- **Exercise details**:
The required output is every line from the one with "Serialize everything readable" through the final line of the data below, unchanged.

── Task input

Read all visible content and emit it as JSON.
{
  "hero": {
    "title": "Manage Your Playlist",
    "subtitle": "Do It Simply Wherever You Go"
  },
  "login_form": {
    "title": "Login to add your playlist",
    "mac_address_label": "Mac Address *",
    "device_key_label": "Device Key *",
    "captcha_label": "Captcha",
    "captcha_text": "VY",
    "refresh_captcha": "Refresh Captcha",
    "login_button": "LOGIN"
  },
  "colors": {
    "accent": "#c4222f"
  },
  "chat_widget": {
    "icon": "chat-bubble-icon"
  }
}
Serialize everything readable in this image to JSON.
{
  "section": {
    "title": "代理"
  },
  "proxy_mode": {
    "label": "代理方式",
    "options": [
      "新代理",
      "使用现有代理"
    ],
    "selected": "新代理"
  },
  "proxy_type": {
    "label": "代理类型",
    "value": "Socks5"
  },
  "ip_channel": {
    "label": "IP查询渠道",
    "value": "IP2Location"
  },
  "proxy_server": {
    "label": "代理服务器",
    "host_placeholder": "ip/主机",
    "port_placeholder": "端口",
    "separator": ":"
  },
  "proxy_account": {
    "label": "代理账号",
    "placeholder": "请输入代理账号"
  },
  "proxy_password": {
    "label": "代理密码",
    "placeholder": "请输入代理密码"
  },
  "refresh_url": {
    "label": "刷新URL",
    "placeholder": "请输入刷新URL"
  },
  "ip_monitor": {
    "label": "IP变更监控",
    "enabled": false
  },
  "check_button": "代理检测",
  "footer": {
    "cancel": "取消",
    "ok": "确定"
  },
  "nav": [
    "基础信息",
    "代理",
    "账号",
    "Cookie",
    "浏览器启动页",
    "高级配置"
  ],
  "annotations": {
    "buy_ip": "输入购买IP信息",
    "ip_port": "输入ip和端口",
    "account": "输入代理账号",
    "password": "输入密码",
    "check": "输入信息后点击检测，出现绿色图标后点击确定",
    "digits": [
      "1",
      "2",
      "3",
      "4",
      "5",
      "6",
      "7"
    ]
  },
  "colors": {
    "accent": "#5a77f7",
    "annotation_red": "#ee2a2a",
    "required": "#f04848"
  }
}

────

- **Task answer**:
Serialize everything readable in this image to JSON.
{
  "section": {
    "title": "代理"
  },
  "proxy_mode": {
    "label": "代理方式",
    "options": [
      "新代理",
      "使用现有代理"
    ],
    "selected": "新代理"
  },
  "proxy_type": {
    "label": "代理类型",
    "value": "Socks5"
  },
  "ip_channel": {
    "label": "IP查询渠道",
    "value": "IP2Location"
  },
  "proxy_server": {
    "label": "代理服务器",
    "host_placeholder": "ip/主机",
    "port_placeholder": "端口",
    "separator": ":"
  },
  "proxy_account": {
    "label": "代理账号",
    "placeholder": "请输入代理账号"
  },
  "proxy_password": {
    "label": "代理密码",
    "placeholder": "请输入代理密码"
  },
  "refresh_url": {
    "label": "刷新URL",
    "placeholder": "请输入刷新URL"
  },
  "ip_monitor": {
    "label": "IP变更监控",
    "enabled": false
  },
  "check_button": "代理检测",
  "footer": {
    "cancel": "取消",
    "ok": "确定"
  },
  "nav": [
    "基础信息",
    "代理",
    "账号",
    "Cookie",
    "浏览器启动页",
    "高级配置"
  ],
  "annotations": {
    "buy_ip": "输入购买IP信息",
    "ip_port": "输入ip和端口",
    "account": "输入代理账号",
    "password": "输入密码",
    "check": "输入信息后点击检测，出现绿色图标后点击确定",
    "digits": [
      "1",
      "2",
      "3",
      "4",
      "5",
      "6",
      "7"
    ]
  },
  "colors": {
    "accent": "#5a77f7",
    "annotation_red": "#ee2a2a",
    "required": "#f04848"
  }
}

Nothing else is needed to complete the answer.